I’ve heard similar stories from cancer patients, from those who are financially destitute and from people who have suffered in other ways. I don’t think God causes these difficult events of life. I don’t believe the unexplainable and unexpected pain of life is a barometer of God’s favor.

What I know is that my faith has to be like the roots of a tree, firm and grounded in the heart of Christ. Seasons change, storms blow hard and break us open, sun shines and life takes fortunate turns. I’m no less blessed in the storms than I am in the sunshine.  It is not the presents of God that bless me, but the presence of God. To be content with who God is—that is a blessing for me and a blessing for God.

Tuesday, July 5, 2016


This morning at Vineville UMC in our morning prayer service using Common Prayer: A Liturgy for Ordinary Radicals, a proverb quoted by John Perkins was included in the liturgy. You’ll see it in the photo. 

It’s a good challenge for anyone in a leadership role, and for a leader who claims to follow Christ, such leadership shows love and respect for the people one is leading.

This way of leading recognizes that patience and listening are important, and that offering one’s best work involves much preparation, consideration of existing conditions, and grace. It also involves an absence of ego, especially as to concern about who gets the credit or who leaves the legacy. In building on what already exists, in listening to and learning from others, a leader shows humility, respect for others and gratitude for the gifts and abilities of those who have given years of faithful service to a community.

I have seen leaders who lead with forbearance and humility and I’ve seen leaders who scorch the earth as they aggressively pursue their agendas. There are leaders who lead by demanding respect and leaders who gain the respect of others because they are not above doing whatever is needed, even the most menial task. Love, not accolades, motivates their service.

When I think about humble leadership, I think of how Paul exhorts the Philippians to model their lives after that of Jesus: who, though he was in the form of God, did not regard equality with God as something to be exploited, but emptied himself, taking the form of a slave, being born in human likeness. And being found in human form, he humbled himself and became obedient to the point of death—even death on a cross. (Philippians 2:6-8)

Particularly in the Church, we need leaders who lead with love and humility, who listen and learn.
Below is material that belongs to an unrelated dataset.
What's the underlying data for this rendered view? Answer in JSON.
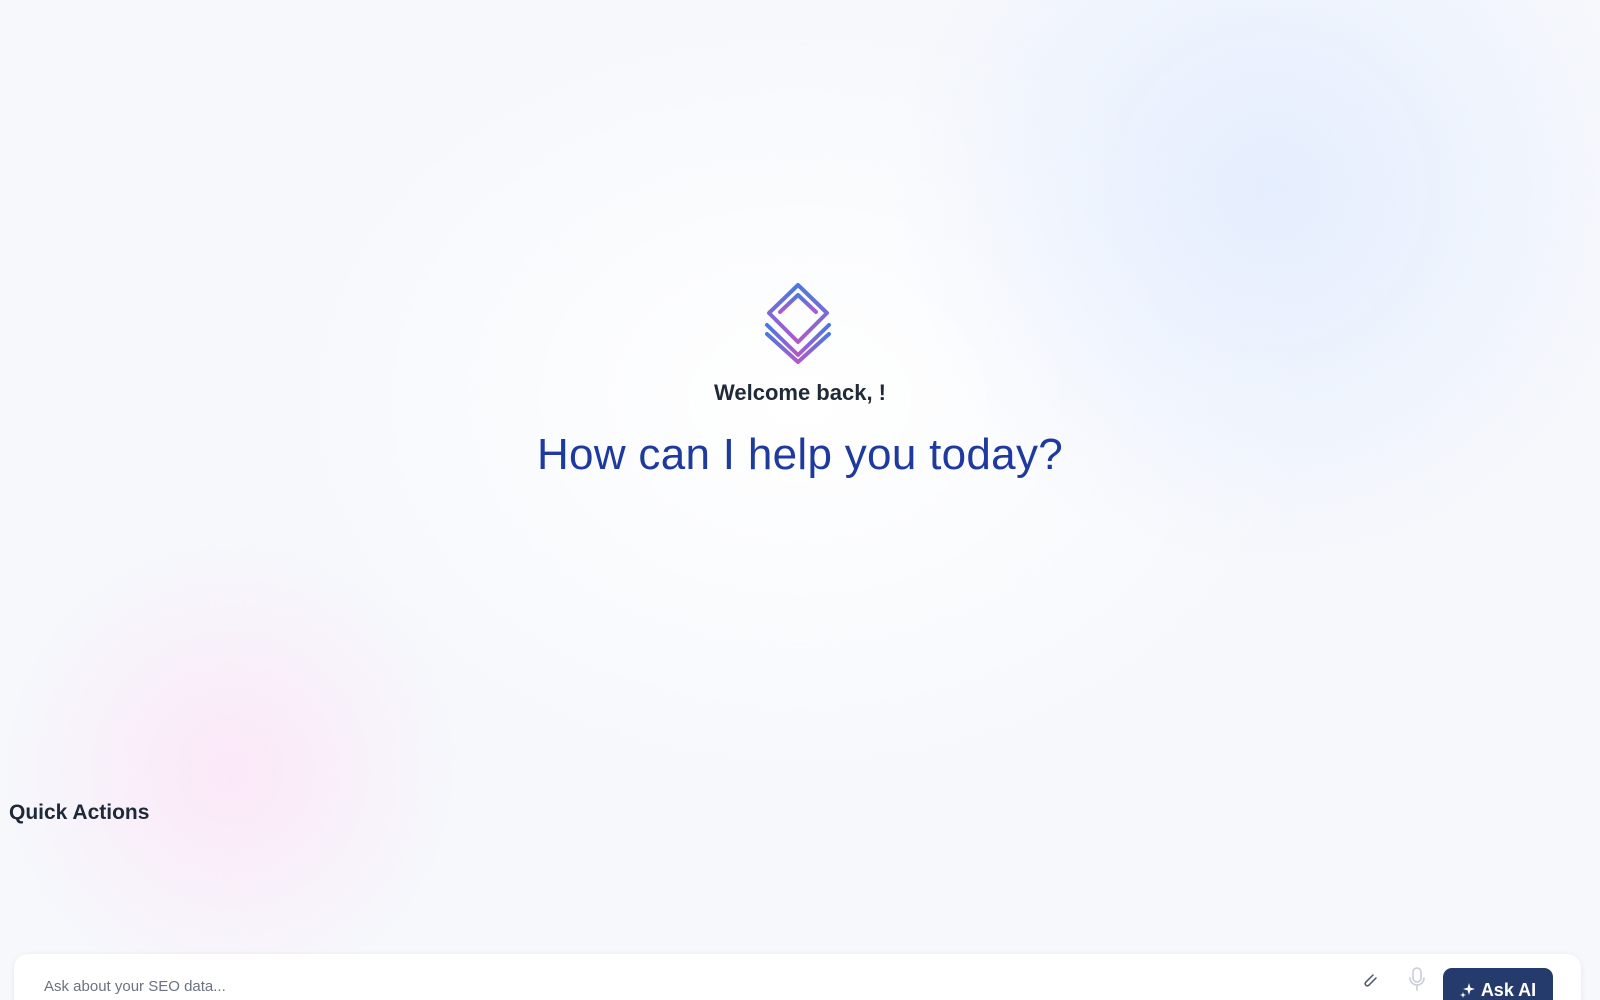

And all of us, leaders or not, are challenged to follow the example of Jesus, not claiming special privilege, but serving with love and grace.